YOUR ASSIGNMENT → The entries below are to be written out again without alteration.

[[ PROVIDED DATA, beginning ]]

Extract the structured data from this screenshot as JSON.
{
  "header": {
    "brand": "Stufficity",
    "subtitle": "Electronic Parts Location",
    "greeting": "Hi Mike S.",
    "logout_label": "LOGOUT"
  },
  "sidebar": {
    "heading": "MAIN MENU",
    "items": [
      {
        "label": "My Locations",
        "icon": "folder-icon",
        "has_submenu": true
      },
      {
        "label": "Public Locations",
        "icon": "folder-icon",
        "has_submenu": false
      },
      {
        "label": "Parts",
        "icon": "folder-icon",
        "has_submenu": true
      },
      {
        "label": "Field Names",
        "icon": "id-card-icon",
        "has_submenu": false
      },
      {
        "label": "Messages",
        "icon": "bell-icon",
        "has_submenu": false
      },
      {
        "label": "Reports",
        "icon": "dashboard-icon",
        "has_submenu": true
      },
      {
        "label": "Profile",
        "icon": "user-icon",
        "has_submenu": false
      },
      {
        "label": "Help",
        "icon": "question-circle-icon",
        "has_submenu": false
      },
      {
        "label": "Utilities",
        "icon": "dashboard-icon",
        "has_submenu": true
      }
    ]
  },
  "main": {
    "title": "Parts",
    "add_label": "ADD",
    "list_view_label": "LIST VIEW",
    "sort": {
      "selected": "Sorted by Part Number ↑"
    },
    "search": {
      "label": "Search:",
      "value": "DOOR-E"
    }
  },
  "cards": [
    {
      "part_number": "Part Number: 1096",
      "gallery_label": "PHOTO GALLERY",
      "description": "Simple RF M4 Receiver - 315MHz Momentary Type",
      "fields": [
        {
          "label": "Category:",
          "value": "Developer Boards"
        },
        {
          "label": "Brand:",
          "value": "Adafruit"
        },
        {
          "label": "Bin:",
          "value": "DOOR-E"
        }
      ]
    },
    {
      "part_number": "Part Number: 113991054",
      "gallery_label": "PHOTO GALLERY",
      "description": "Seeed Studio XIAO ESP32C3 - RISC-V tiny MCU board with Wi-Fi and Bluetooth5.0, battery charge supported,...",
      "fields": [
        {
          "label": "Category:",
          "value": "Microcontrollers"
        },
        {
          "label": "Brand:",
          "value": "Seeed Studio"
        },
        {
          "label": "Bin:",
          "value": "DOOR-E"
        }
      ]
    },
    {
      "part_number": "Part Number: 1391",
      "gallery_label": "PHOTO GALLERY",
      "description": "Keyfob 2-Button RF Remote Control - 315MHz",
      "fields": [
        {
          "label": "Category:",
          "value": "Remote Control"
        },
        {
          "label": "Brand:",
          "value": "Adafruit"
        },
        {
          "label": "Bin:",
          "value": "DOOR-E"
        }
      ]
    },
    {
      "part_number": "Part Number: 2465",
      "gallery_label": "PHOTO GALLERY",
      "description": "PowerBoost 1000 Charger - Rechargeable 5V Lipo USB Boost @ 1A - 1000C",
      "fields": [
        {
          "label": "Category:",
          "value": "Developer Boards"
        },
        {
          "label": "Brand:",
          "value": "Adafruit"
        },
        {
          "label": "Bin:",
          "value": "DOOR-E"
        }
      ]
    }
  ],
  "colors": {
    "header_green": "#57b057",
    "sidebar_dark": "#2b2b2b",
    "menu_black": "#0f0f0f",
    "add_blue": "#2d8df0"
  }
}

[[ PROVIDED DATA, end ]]

SOLVED PROBLEM →
Extract the structured data from this screenshot as JSON.
{
  "header": {
    "brand": "Stufficity",
    "subtitle": "Electronic Parts Location",
    "greeting": "Hi Mike S.",
    "logout_label": "LOGOUT"
  },
  "sidebar": {
    "heading": "MAIN MENU",
    "items": [
      {
        "label": "My Locations",
        "icon": "folder-icon",
        "has_submenu": true
      },
      {
        "label": "Public Locations",
        "icon": "folder-icon",
        "has_submenu": false
      },
      {
        "label": "Parts",
        "icon": "folder-icon",
        "has_submenu": true
      },
      {
        "label": "Field Names",
        "icon": "id-card-icon",
        "has_submenu": false
      },
      {
        "label": "Messages",
        "icon": "bell-icon",
        "has_submenu": false
      },
      {
        "label": "Reports",
        "icon": "dashboard-icon",
        "has_submenu": true
      },
      {
        "label": "Profile",
        "icon": "user-icon",
        "has_submenu": false
      },
      {
        "label": "Help",
        "icon": "question-circle-icon",
        "has_submenu": false
      },
      {
        "label": "Utilities",
        "icon": "dashboard-icon",
        "has_submenu": true
      }
    ]
  },
  "main": {
    "title": "Parts",
    "add_label": "ADD",
    "list_view_label": "LIST VIEW",
    "sort": {
      "selected": "Sorted by Part Number ↑"
    },
    "search": {
      "label": "Search:",
      "value": "DOOR-E"
    }
  },
  "cards": [
    {
      "part_number": "Part Number: 1096",
      "gallery_label": "PHOTO GALLERY",
      "description": "Simple RF M4 Receiver - 315MHz Momentary Type",
      "fields": [
        {
          "label": "Category:",
          "value": "Developer Boards"
        },
        {
          "label": "Brand:",
          "value": "Adafruit"
        },
        {
          "label": "Bin:",
          "value": "DOOR-E"
        }
      ]
    },
    {
      "part_number": "Part Number: 113991054",
      "gallery_label": "PHOTO GALLERY",
      "description": "Seeed Studio XIAO ESP32C3 - RISC-V tiny MCU board with Wi-Fi and Bluetooth5.0, battery charge supported,...",
      "fields": [
        {
          "label": "Category:",
          "value": "Microcontrollers"
        },
        {
          "label": "Brand:",
          "value": "Seeed Studio"
        },
        {
          "label": "Bin:",
          "value": "DOOR-E"
        }
      ]
    },
    {
      "part_number": "Part Number: 1391",
      "gallery_label": "PHOTO GALLERY",
      "description": "Keyfob 2-Button RF Remote Control - 315MHz",
      "fields": [
        {
          "label": "Category:",
          "value": "Remote Control"
        },
        {
          "label": "Brand:",
          "value": "Adafruit"
        },
        {
          "label": "Bin:",
          "value": "DOOR-E"
        }
      ]
    },
    {
      "part_number": "Part Number: 2465",
      "gallery_label": "PHOTO GALLERY",
      "description": "PowerBoost 1000 Charger - Rechargeable 5V Lipo USB Boost @ 1A - 1000C",
      "fields": [
        {
          "label": "Category:",
          "value": "Developer Boards"
        },
        {
          "label": "Brand:",
          "value": "Adafruit"
        },
        {
          "label": "Bin:",
          "value": "DOOR-E"
        }
      ]
    }
  ],
  "colors": {
    "header_green": "#57b057",
    "sidebar_dark": "#2b2b2b",
    "menu_black": "#0f0f0f",
    "add_blue": "#2d8df0"
  }
}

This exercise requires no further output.